Task goal: Your answer must be an exact copy of the entries, containing no images.

---- Data extracts

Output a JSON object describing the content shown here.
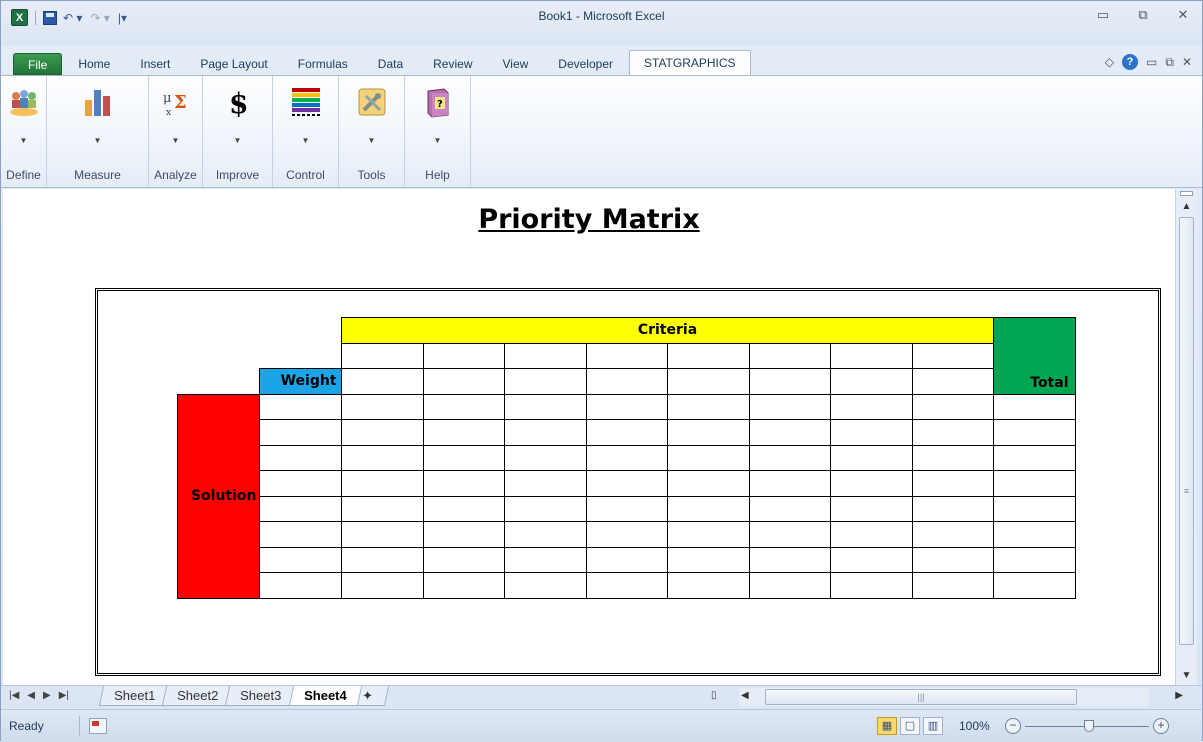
{
  "window": {
    "title": "Book1  -  Microsoft Excel",
    "app_icon": "X",
    "controls": {
      "minimize": "▭",
      "restore": "⧉",
      "close": "✕"
    }
  },
  "quick_access": {
    "undo": "↶ ▾",
    "redo": "↷ ▾",
    "customize": "|▾"
  },
  "ribbon": {
    "tabs": [
      "File",
      "Home",
      "Insert",
      "Page Layout",
      "Formulas",
      "Data",
      "Review",
      "View",
      "Developer",
      "STATGRAPHICS"
    ],
    "active_tab": "STATGRAPHICS",
    "help_controls": {
      "minimize_ribbon": "◇",
      "help": "?",
      "min": "▭",
      "restore": "⧉",
      "close": "✕"
    },
    "groups": [
      {
        "label": "Define",
        "icon": "people-icon"
      },
      {
        "label": "Measure",
        "icon": "bar-chart-icon"
      },
      {
        "label": "Analyze",
        "icon": "formula-icon"
      },
      {
        "label": "Improve",
        "icon": "dollar-icon"
      },
      {
        "label": "Control",
        "icon": "control-chart-icon"
      },
      {
        "label": "Tools",
        "icon": "tools-icon"
      },
      {
        "label": "Help",
        "icon": "help-book-icon"
      }
    ],
    "dropdown_arrow": "▼"
  },
  "sheet": {
    "title": "Priority Matrix",
    "matrix": {
      "criteria_label": "Criteria",
      "weight_label": "Weight",
      "total_label": "Total",
      "solution_label": "Solution",
      "criteria_columns": 8,
      "solution_rows": 8,
      "colors": {
        "criteria": "#ffff00",
        "weight": "#1ba5e6",
        "total": "#00a651",
        "solution": "#ff0000"
      }
    }
  },
  "sheet_tabs": {
    "nav": [
      "|◀",
      "◀",
      "▶",
      "▶|"
    ],
    "tabs": [
      "Sheet1",
      "Sheet2",
      "Sheet3",
      "Sheet4"
    ],
    "active": "Sheet4",
    "new_sheet": "✦"
  },
  "scroll": {
    "up": "▲",
    "down": "▼",
    "left": "◀",
    "right": "▶",
    "grip_v": "≡",
    "grip_h": "|||"
  },
  "status": {
    "ready": "Ready",
    "zoom": "100%",
    "zoom_minus": "−",
    "zoom_plus": "+",
    "views": [
      "▦",
      "▢",
      "▥"
    ]
  }
}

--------

Answer section:
Output a JSON object describing the content shown here.
{
  "window": {
    "title": "Book1  -  Microsoft Excel",
    "app_icon": "X",
    "controls": {
      "minimize": "▭",
      "restore": "⧉",
      "close": "✕"
    }
  },
  "quick_access": {
    "undo": "↶ ▾",
    "redo": "↷ ▾",
    "customize": "|▾"
  },
  "ribbon": {
    "tabs": [
      "File",
      "Home",
      "Insert",
      "Page Layout",
      "Formulas",
      "Data",
      "Review",
      "View",
      "Developer",
      "STATGRAPHICS"
    ],
    "active_tab": "STATGRAPHICS",
    "help_controls": {
      "minimize_ribbon": "◇",
      "help": "?",
      "min": "▭",
      "restore": "⧉",
      "close": "✕"
    },
    "groups": [
      {
        "label": "Define",
        "icon": "people-icon"
      },
      {
        "label": "Measure",
        "icon": "bar-chart-icon"
      },
      {
        "label": "Analyze",
        "icon": "formula-icon"
      },
      {
        "label": "Improve",
        "icon": "dollar-icon"
      },
      {
        "label": "Control",
        "icon": "control-chart-icon"
      },
      {
        "label": "Tools",
        "icon": "tools-icon"
      },
      {
        "label": "Help",
        "icon": "help-book-icon"
      }
    ],
    "dropdown_arrow": "▼"
  },
  "sheet": {
    "title": "Priority Matrix",
    "matrix": {
      "criteria_label": "Criteria",
      "weight_label": "Weight",
      "total_label": "Total",
      "solution_label": "Solution",
      "criteria_columns": 8,
      "solution_rows": 8,
      "colors": {
        "criteria": "#ffff00",
        "weight": "#1ba5e6",
        "total": "#00a651",
        "solution": "#ff0000"
      }
    }
  },
  "sheet_tabs": {
    "nav": [
      "|◀",
      "◀",
      "▶",
      "▶|"
    ],
    "tabs": [
      "Sheet1",
      "Sheet2",
      "Sheet3",
      "Sheet4"
    ],
    "active": "Sheet4",
    "new_sheet": "✦"
  },
  "scroll": {
    "up": "▲",
    "down": "▼",
    "left": "◀",
    "right": "▶",
    "grip_v": "≡",
    "grip_h": "|||"
  },
  "status": {
    "ready": "Ready",
    "zoom": "100%",
    "zoom_minus": "−",
    "zoom_plus": "+",
    "views": [
      "▦",
      "▢",
      "▥"
    ]
  }
}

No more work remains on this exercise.